Over the past year, I’ve listened to people discuss photography for at least 1500 hours, and probably more. I listen at work, in the car, and while doing other things, and so my listening is not active, and that’s probably why it’s taken me so long to get some things. A couple of months ago, though, I spontaneously blurted out something about photography that struck me as somewhat profound, but that I later realized was missing something.
At the time, I considered photography to spring from the admixture of four elements: the subject, the photographer, the lens, and the camera. But I left out probably the most important thing: light *facepalm*. And here is where the osmosis method of learning fails, somewhat. At least I was able to realize my error.
And now, despite only attempting to be an amateur photographer, I’ve decided I should write up this theory, mostly to help myself flesh out these ideas, but also to help readers, if anyone should stumble across this. So let’s get started.
On my view—and I think this is supported by professional photographers (and professional podcastors)—any and all photographs require exactly 5 elements: light, the subject, the lens, the camera, and the photographer. Some of these are more important than others, but all are required to create a photograph.
Without a camera—the surface, be it analog or digital, on which the image appears or otherwise comes to be recorded—there will never be a photograph. Likewise, no photographs without a lens—the focusing and cropping mechanism through which a scene is selected—to capture the subject and transport it to the camera. And the same applies, mutatis mutandis, to the Light, the Subject, and the Photographer.
Of course, some of these carry a good bit more weight than others. But all are necessary for the creation of a photograph.
In order of importance:
1. The Photographer
3. The Subject
4. The Lens
5. The Camera
I rank Light and the Photographer as equal in importance, since a photographer with a vision can make a photograph in the crappiest of light, and because any being with the ability to trip the shutter can make a great photograph if the light is great.
The other requirements are no less necessary, but are much less important.
If the light is great and the photographer has vision, skill, etc., even the most banal subject can make for a brilliant photograph, or, at the very least, rise to the level of art. (Please see Bernd and Hilda Becher for more on this.)

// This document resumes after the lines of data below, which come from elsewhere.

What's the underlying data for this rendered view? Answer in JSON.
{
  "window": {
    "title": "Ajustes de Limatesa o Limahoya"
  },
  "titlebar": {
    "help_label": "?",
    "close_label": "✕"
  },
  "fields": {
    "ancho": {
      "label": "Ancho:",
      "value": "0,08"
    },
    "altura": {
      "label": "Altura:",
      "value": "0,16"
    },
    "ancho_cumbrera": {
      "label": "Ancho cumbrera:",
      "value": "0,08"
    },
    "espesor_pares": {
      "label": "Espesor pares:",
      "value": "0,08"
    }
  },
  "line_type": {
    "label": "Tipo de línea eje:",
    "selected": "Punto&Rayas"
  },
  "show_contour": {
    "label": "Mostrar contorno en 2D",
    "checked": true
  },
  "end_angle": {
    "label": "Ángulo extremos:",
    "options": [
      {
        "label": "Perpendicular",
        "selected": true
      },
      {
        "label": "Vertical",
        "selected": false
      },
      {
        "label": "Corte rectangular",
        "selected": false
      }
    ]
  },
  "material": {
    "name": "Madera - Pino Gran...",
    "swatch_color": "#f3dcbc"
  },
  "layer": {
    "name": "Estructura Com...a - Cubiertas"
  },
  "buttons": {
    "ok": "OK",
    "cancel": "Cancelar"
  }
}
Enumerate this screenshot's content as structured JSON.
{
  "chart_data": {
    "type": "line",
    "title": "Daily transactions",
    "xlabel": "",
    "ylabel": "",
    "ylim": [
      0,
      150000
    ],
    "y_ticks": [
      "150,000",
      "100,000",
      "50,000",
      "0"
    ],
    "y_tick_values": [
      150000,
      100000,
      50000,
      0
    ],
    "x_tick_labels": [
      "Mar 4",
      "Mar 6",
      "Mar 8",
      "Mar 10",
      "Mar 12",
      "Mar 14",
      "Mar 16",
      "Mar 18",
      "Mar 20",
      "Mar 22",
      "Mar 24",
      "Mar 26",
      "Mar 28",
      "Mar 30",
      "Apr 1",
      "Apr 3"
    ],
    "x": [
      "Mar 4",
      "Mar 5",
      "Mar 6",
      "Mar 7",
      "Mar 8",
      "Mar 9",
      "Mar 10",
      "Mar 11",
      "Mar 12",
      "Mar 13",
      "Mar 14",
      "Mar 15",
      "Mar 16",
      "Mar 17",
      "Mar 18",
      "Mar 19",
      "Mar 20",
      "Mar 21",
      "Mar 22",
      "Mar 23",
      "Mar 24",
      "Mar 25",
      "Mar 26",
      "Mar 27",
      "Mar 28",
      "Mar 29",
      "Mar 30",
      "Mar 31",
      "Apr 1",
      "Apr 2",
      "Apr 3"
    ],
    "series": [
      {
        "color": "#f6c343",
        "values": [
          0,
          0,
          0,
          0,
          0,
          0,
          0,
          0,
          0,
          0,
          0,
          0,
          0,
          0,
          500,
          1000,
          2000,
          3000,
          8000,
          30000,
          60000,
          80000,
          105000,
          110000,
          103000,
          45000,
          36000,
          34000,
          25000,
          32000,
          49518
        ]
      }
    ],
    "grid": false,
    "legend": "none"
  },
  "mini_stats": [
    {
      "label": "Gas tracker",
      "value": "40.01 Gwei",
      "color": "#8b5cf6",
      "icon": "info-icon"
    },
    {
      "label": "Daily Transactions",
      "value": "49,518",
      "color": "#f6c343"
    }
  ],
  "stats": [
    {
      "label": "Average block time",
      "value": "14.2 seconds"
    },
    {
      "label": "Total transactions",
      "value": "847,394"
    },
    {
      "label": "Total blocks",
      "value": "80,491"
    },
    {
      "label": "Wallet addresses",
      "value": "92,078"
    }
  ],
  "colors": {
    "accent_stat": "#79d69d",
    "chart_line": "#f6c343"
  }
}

If the light is right and the photographer points the camera toward a pleasing subject, a tiny hole in a piece of tin can produce beauty.
If the photographer has a vision and finds light that matches this vision, a coffee can with a sheet of photographic paper in it makes a perfectly suitable camera.
But without a camera, without a lens, without a subject, the photographer can only stare as light streams by at 186,000-odd miles per second. And without some form of light (visible, or in the form of radiation, radio waves, and the like), there can be no sight, much less any photography.
So these are the 5 elements of photography. In the coming days or weeks, I’ll delve into each in more detail. Please stay tuned! And let me know where I’ve failed in the comments.